Shesh Yak at Rattlestick Playwright’s Theatre (Closed February 22, 2015)

February 13, 2015 | Off-Broadway | Tags:
Written by Laith Nakli
Directed by Bruce McCarty
Reviewed by Sander Gusinow
Theatre Reviews Limited

‘You made me hate Syria! You made me hate my home!’ howls a wrathful Jameel. Haytham, a gentle, middle-aged man, sits bound and gagged in a claustrophobic apartment as Jameel inflicts atrocity after atrocity on his fragile body. It’s the grim ritual of history and violence now playing at Rattlestick Theatre. Playwright/Performer Laith Nakli spins a tale of suffering past and present; a chilling, challenging play that swells from a few small embers into a fully fledged inferno.

It’s 2011. Haytham (Nakil) visits Jameel in his tiny Manhattan apartment. Haytham is a peaceful Syrian expatriate now trending on Twitter for his criticisms of Syria’s government. Haytham bunks with friend-of-a-friend Jameel (Zarif Kabier) during his visit to New York, where he plans to hold a rally with a certain Angelina Jolie. Jameel claims he fought hard to host a man he considers a hero to the Syrian people. They exchange rather pleasantries, share stories, play games… It’s all very civil until Jameel hears Haytham calling for Shesh Yak (or ‘six-one’, the best roll in backgammon) then all hell breaks loose.

Haytham committed a rather unforgivable offense to Jameel back in the old country. Without giving anything away, his crime could fit the very definition of brutality. Jameel won’t let Haytham away unscahthed; every strangle, leg snap, and cigarette burn is (at least to him) righteous fury. To us, though, it’s pure cruelty, speaking to the barbaric depths of which we are all capable.

Director Bruce McCarty keeps the play close and threatening, never allowing the audience to rest easy, or know what’s next to come. Nakil’s Haytham is a calm and cuddly contrast to Kabier’s intense, sporadic Jameel. The two men have the chemistry of an estranged father and son; currents of hate, love, and respect darting back and forth between them.

The biggest problem with Shesh Yak is in the pacing. Haytham and Jameel spend an awful lot of time on stories and semantics, so much so it’s hard to determine which expository tales are relevant to the two men and which ones aren’t. Even with such a brief running time, the lengthy diatribes can make the play feel sluggish. But what Shesh Yak does deliver are two beautifully broken characters. It’s rare to see a play in which the torturer and victim garner equal amounts of sympathy, but the history described in the play puts both men on trial.

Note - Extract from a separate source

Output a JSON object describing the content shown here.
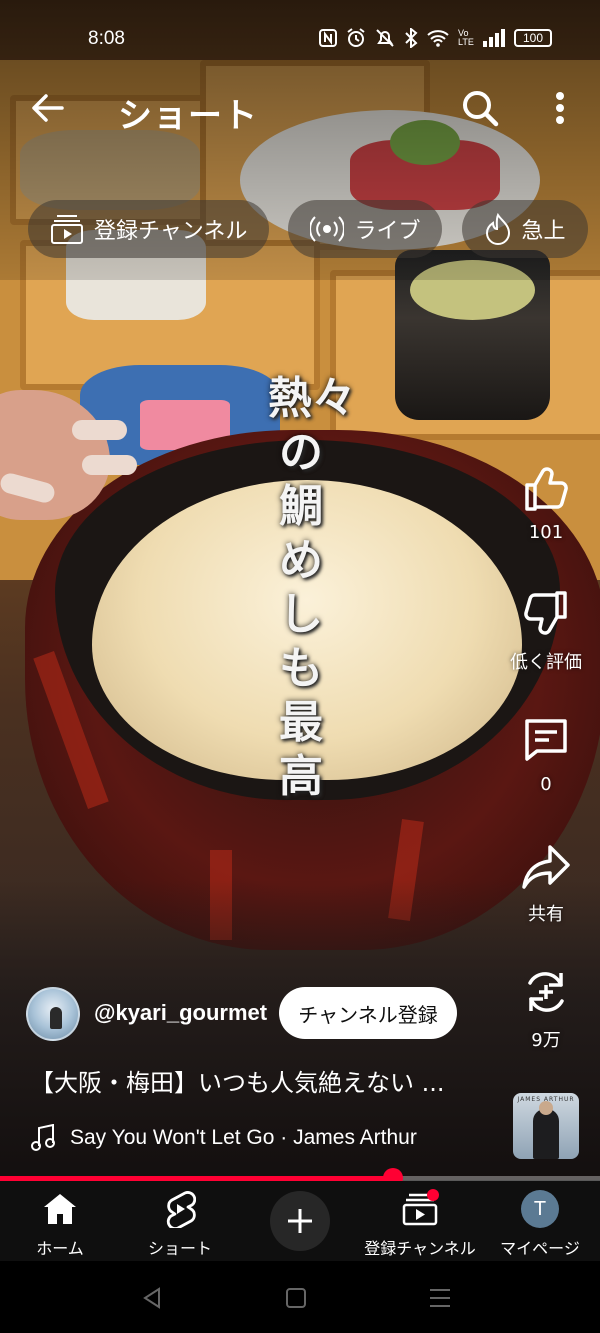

Although a strictly Syrian discussion, vestiges of any sectarian conflict can be seen in Shesh Yak, from Israel to Iraq to Ireland. The circle of eye-for-an-eye will continue, posits Nakil, unless we have the courage to break the cycle and forgive. Until then, there’s only crying mothers and innocent blood spilled in the crossfire. Shesh Yak is the sort of play that’s difficult to watch but must to be seen, as it defies us all to break the never-ending cycle.